# WHAT IS BEING ASKED:
Give only the number of lines in the records below that contain the word "store".

# Dataset rows describing interfaces:
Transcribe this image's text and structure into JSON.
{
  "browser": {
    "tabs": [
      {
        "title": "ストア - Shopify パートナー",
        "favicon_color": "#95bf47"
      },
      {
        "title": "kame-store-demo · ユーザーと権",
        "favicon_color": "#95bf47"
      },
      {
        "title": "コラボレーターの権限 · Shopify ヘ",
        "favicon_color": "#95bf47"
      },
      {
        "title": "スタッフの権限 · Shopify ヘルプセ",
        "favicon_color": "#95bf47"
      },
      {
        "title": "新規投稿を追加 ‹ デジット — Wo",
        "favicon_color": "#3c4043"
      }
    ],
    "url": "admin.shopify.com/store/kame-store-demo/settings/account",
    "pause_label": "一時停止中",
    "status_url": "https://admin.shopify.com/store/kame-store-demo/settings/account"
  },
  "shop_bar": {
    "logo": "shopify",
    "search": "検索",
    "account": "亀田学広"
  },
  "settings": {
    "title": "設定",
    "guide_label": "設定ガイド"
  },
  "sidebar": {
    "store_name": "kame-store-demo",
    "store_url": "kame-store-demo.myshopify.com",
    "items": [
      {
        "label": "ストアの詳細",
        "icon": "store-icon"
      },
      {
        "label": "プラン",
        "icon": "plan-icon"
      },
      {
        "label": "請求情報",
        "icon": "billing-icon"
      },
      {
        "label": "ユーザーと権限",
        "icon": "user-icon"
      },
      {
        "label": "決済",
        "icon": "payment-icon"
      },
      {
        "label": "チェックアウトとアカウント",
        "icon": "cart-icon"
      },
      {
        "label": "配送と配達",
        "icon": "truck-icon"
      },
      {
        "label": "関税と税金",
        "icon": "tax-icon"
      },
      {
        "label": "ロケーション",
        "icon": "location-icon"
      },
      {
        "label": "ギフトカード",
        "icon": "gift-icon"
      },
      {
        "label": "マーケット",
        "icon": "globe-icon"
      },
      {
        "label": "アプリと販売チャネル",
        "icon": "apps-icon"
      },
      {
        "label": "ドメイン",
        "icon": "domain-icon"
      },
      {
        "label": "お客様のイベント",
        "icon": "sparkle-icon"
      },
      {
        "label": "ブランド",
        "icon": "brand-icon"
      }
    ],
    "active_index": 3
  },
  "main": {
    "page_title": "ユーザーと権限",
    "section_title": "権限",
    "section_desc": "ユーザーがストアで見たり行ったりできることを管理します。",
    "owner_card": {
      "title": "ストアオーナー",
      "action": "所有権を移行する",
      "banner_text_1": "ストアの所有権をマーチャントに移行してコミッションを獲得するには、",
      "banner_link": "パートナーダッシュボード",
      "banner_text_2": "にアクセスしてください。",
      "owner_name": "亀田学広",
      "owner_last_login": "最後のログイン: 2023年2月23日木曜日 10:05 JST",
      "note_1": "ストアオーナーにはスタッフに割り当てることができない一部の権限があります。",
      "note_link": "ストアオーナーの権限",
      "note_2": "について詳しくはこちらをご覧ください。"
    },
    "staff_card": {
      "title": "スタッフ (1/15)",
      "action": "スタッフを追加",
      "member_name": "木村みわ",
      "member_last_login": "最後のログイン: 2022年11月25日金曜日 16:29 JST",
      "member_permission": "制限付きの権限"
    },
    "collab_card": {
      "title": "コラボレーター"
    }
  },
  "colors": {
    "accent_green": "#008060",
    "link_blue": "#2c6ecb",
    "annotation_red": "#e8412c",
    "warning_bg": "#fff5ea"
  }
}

# WORKED SOLUTION:
6